Established by the Department of Health and Social Care, the NIHR:
· funds high quality research to improve health
· trains and supports health researchers
· provides world-class research facilities
· works with the life sciences industry and charities to benefit all
· involves patients and the public at every step
For further information, visit the NIHR website www.nihr.ac.uk
Oxford University are the sponsor for this study.
About Oxford University’s Medical Sciences Division: The Division is one of the largest biomedical research centres in Europe, with over 2,500 people involved in research and more than 2,800 students. The University is rated the best in the world for medicine, and it is home to the UK’s top-ranked medical school. From the genetic and molecular basis of disease to the latest advances in neuroscience, Oxford is at the forefront of medical research. It has one of the largest clinical trial portfolios in the UK and great expertise in taking discoveries from the lab into the clinic. Partnerships with the local NHS Trusts enable patients to benefit from close links between medical research and healthcare delivery. A great strength of Oxford medicine is its long-standing network of clinical research units in Asia and Africa, enabling world-leading research on the most pressing global health challenges such as malaria, TB, HIV/AIDS and flu. Oxford is also renowned for its large-scale studies which examine the role of factors such as smoking, alcohol and diet on cancer, heart disease and other conditions.
Meningitis Now is working towards a future where no one in the UK loses their life to meningitis and everyone affected gets the support they need. It does this by funding research into vaccines and prevention, raising awareness so people know what to look for and what action to take if they suspect meningitis and rebuilding futures by providing dedicated support to people living with the impact of the disease. See www.MeningitisNow.org

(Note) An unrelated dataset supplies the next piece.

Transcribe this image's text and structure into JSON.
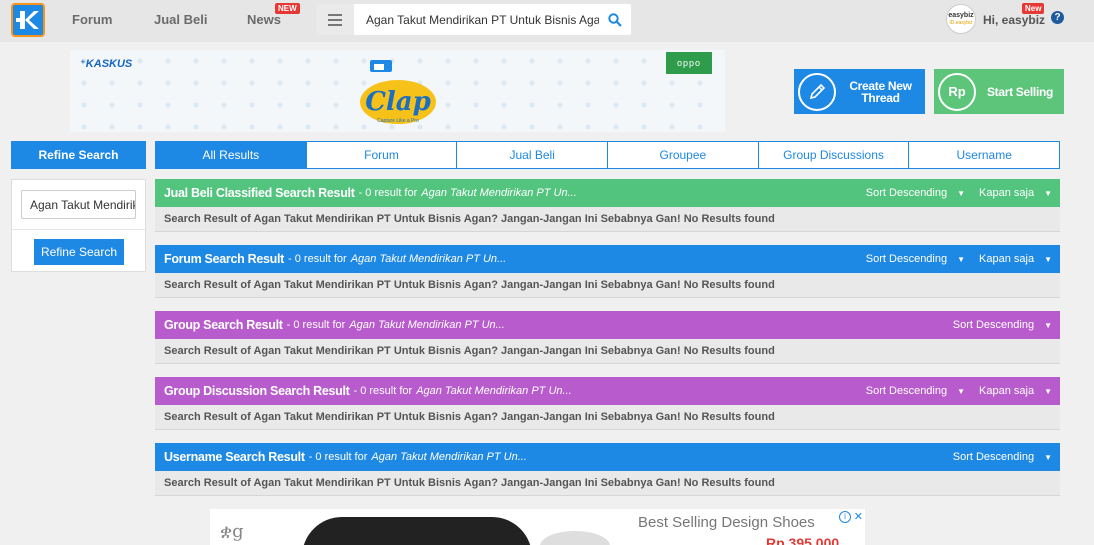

Meningitis Research Foundation is a leading UK and international charity working to defeat meningitis wherever it exists. We fund and support vital scientific research. We campaign and provide information to the public, health professionals and researchers that promotes prevention, early diagnosis and treatment, and raises awareness of the diseases. We also provide direct support and ongoing personal help to individuals and families affected, whether they are living with impairment caused by the diseases or coping with the death of a loved one. A study at the University of Bristol, funded by Meningitis Research Foundation, provided key evidence to enable effective design of this large-scale study. See www.meningitis.org